* [TASK BRIEF] Among the entries below, copy every line that carries the word "description".
---
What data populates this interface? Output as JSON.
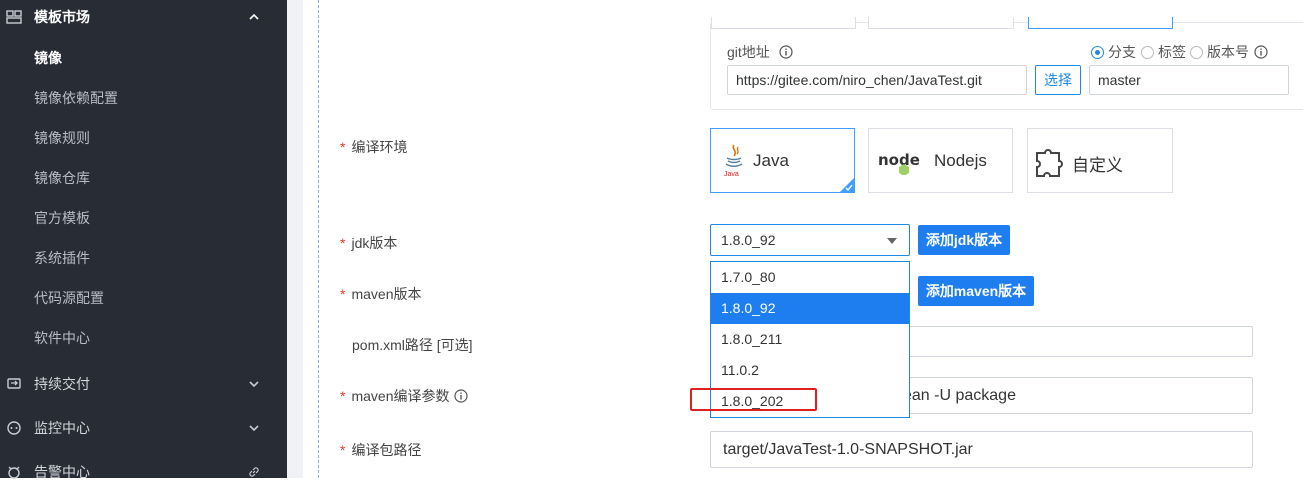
{
  "sidebar": {
    "groups": [
      {
        "label": "模板市场",
        "icon": "template-icon"
      },
      {
        "label": "持续交付",
        "icon": "delivery-icon"
      },
      {
        "label": "监控中心",
        "icon": "monitor-icon"
      },
      {
        "label": "告警中心",
        "icon": "alarm-icon"
      }
    ],
    "items": [
      {
        "label": "镜像",
        "active": true
      },
      {
        "label": "镜像依赖配置"
      },
      {
        "label": "镜像规则"
      },
      {
        "label": "镜像仓库"
      },
      {
        "label": "官方模板"
      },
      {
        "label": "系统插件"
      },
      {
        "label": "代码源配置"
      },
      {
        "label": "软件中心"
      }
    ]
  },
  "git": {
    "label": "git地址",
    "url": "https://gitee.com/niro_chen/JavaTest.git",
    "select_button": "选择",
    "ref_types": [
      "分支",
      "标签",
      "版本号"
    ],
    "selected_ref_type": "分支",
    "ref_value": "master"
  },
  "form": {
    "compile_env_label": "编译环境",
    "env_options": [
      {
        "label": "Java",
        "icon": "java-icon",
        "selected": true
      },
      {
        "label": "Nodejs",
        "icon": "node-logo",
        "selected": false
      },
      {
        "label": "自定义",
        "icon": "puzzle-icon",
        "selected": false
      }
    ],
    "jdk_label": "jdk版本",
    "jdk_value": "1.8.0_92",
    "add_jdk_button": "添加jdk版本",
    "maven_label": "maven版本",
    "add_maven_button": "添加maven版本",
    "pom_label": "pom.xml路径 [可选]",
    "maven_args_label": "maven编译参数",
    "maven_args_value": "ean -U package",
    "package_path_label": "编译包路径",
    "package_path_value": "target/JavaTest-1.0-SNAPSHOT.jar"
  },
  "jdk_dropdown": {
    "options": [
      "1.7.0_80",
      "1.8.0_92",
      "1.8.0_211",
      "11.0.2",
      "1.8.0_202"
    ],
    "selected": "1.8.0_92"
  },
  "colors": {
    "sidebar_bg": "#282c34",
    "primary": "#1e7ef0",
    "required": "#e33333",
    "highlight": "#e02020"
  }
}
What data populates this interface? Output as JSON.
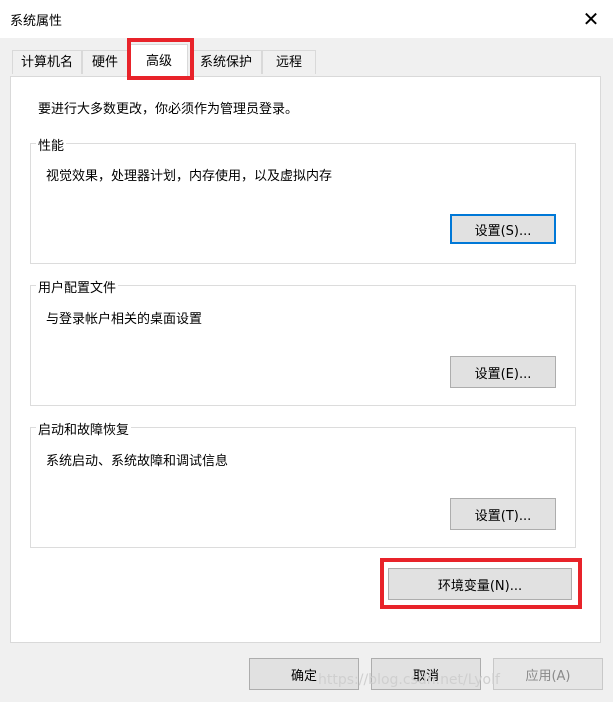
{
  "window": {
    "title": "系统属性",
    "close_glyph": "✕"
  },
  "tabs": [
    "计算机名",
    "硬件",
    "高级",
    "系统保护",
    "远程"
  ],
  "admin_note": "要进行大多数更改，你必须作为管理员登录。",
  "groups": [
    {
      "label": "性能",
      "description": "视觉效果，处理器计划，内存使用，以及虚拟内存",
      "button": "设置(S)..."
    },
    {
      "label": "用户配置文件",
      "description": "与登录帐户相关的桌面设置",
      "button": "设置(E)..."
    },
    {
      "label": "启动和故障恢复",
      "description": "系统启动、系统故障和调试信息",
      "button": "设置(T)..."
    }
  ],
  "env_button": "环境变量(N)...",
  "footer": {
    "ok": "确定",
    "cancel": "取消",
    "apply": "应用(A)"
  },
  "watermark": "https://blog.csdn.net/Lyolf",
  "colors": {
    "highlight_red": "#e8232a",
    "focus_blue": "#0078d7"
  }
}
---
* [ANSWER TO THE EXERCISE]
      "description": "视觉效果，处理器计划，内存使用，以及虚拟内存",
      "description": "与登录帐户相关的桌面设置",
      "description": "系统启动、系统故障和调试信息",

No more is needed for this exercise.